On the way home from the movie theatre, our exchange student from Germany commented that there are way too many fat people in movies and TV shows and even cartoons who happen to be German. Add that to the current rash of movies about the Nazi era, and one would feel a bit awkward being German in America just now.
So it's no surprise that she did not want to see "Doubt" with us since she is also Catholic! From the trailers, the movie appears to be another Catholic-bashing vehicle, with Meryl Streep playing a dour, spiteful nun, and Phillip Seymour Hoffman a misguided/misunderstood/miscreant (you will wonder about this all through the movie) priest.
Let me begin by saying that these are Oscar-level performances, and Amy Adams as the naive, trusting nun is no slouch, either. But, for me, the movie raised far more questions about my own faith than it did about Catholicism. My faith, the Unitarian Universalist faith.

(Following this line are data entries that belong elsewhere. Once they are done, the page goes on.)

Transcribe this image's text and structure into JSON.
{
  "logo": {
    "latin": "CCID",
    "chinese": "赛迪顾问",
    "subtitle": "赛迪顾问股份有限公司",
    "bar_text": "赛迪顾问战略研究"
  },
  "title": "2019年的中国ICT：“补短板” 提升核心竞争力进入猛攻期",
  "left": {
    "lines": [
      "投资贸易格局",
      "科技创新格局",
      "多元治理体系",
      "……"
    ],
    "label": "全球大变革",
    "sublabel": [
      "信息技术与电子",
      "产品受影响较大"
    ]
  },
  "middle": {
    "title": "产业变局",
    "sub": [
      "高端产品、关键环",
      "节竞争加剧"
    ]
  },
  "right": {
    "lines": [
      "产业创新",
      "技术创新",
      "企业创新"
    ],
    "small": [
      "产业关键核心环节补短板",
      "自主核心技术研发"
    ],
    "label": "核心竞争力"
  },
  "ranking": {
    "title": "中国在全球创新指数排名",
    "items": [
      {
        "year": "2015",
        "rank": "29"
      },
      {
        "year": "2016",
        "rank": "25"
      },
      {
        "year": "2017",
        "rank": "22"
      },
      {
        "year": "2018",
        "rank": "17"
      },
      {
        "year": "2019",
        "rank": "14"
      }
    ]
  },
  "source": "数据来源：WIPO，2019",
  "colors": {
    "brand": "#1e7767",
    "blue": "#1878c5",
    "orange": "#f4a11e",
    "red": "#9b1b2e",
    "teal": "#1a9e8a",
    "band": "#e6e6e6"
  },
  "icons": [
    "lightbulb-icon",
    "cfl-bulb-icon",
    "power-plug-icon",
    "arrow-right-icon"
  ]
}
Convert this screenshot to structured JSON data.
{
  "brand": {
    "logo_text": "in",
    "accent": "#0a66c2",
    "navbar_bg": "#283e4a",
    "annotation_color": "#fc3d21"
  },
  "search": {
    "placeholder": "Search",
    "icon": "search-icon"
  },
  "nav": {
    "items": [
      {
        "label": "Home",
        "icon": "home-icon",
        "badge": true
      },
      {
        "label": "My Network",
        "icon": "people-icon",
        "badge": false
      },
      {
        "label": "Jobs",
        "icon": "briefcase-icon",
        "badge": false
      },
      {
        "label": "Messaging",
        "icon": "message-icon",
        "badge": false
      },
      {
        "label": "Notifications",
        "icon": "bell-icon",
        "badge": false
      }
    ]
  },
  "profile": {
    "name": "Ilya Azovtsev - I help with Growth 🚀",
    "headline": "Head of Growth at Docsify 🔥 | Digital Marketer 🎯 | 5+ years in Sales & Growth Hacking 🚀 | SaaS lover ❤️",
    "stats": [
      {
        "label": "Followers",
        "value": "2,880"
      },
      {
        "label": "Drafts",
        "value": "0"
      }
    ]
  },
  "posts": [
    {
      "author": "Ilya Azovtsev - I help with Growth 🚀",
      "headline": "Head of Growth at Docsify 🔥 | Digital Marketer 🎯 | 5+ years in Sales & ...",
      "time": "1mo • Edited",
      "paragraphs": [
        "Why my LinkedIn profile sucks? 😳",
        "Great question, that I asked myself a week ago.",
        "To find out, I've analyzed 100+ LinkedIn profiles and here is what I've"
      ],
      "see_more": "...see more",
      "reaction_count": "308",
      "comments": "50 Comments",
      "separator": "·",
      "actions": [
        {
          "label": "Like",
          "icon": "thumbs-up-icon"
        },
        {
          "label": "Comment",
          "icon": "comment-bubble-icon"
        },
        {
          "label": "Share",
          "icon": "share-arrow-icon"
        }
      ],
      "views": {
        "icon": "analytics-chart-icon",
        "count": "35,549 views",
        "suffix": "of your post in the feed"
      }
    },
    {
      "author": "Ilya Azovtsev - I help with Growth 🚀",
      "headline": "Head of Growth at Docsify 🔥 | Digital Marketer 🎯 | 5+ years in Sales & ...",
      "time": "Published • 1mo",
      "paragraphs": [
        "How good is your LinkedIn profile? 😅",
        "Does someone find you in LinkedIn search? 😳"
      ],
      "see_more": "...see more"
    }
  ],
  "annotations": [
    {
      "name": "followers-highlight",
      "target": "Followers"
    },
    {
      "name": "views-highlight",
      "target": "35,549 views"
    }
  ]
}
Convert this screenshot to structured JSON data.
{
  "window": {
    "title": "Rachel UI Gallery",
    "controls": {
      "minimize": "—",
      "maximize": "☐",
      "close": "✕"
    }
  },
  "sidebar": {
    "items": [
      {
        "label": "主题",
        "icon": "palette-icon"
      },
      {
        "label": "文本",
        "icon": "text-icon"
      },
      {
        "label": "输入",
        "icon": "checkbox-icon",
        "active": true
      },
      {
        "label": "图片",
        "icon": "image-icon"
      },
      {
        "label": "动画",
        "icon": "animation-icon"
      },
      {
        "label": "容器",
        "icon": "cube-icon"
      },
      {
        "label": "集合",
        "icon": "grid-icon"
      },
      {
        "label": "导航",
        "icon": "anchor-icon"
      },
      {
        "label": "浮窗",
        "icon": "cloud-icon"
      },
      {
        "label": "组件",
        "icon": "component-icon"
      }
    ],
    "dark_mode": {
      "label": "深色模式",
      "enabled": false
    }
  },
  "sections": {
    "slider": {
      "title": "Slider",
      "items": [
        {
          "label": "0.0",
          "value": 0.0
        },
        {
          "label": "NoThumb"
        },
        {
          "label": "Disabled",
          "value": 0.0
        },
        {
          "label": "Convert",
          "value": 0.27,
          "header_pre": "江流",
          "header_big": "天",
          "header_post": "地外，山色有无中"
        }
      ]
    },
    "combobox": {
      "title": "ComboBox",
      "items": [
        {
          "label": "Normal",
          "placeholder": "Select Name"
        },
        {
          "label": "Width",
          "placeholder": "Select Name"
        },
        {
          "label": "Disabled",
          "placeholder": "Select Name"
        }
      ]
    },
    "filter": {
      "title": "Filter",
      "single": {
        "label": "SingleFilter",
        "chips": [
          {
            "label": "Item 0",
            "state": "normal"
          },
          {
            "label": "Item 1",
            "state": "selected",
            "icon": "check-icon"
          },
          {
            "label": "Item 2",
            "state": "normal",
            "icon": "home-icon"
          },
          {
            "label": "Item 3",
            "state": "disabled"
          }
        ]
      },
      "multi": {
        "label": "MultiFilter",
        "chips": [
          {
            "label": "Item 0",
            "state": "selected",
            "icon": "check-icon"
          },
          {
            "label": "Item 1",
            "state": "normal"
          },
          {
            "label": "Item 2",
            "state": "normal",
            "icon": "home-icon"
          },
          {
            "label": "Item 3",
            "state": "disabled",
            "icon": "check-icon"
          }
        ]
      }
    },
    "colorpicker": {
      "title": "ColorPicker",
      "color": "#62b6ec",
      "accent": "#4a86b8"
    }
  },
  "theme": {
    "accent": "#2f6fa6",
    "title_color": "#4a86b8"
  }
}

The film begins with a homily given by the genial priest who serves a parish as well as a middle school. It's all about doubt. Bottom line: it is doubt that makes us human, uncertainty that unites us and keeps us humble and real. Doubt is not a bad thing. It's good.
Needless to say, this homily triggers the suspicions of Sister Aloysius (Streep) who becomes more and more convinced that the priest is talking about his own doubt in himself, and who targets him in a kind of gender-reverse witch hunt.
I won't reveal the end, even though it is subtle and far from shocking.
But the story line is tight and the acting thoroughly convincing. It's a film about humanity, and there will be no doubt, by the film's end, that the way of questioning, what I call the UU way of "living with uncertainty" is far better for our souls than unwavering commitment to any set of guidelines, rules, commandments, or dogmas. It's not an anti-Catholic movie so much as an anti-certainty movie. See it and see whether you agree.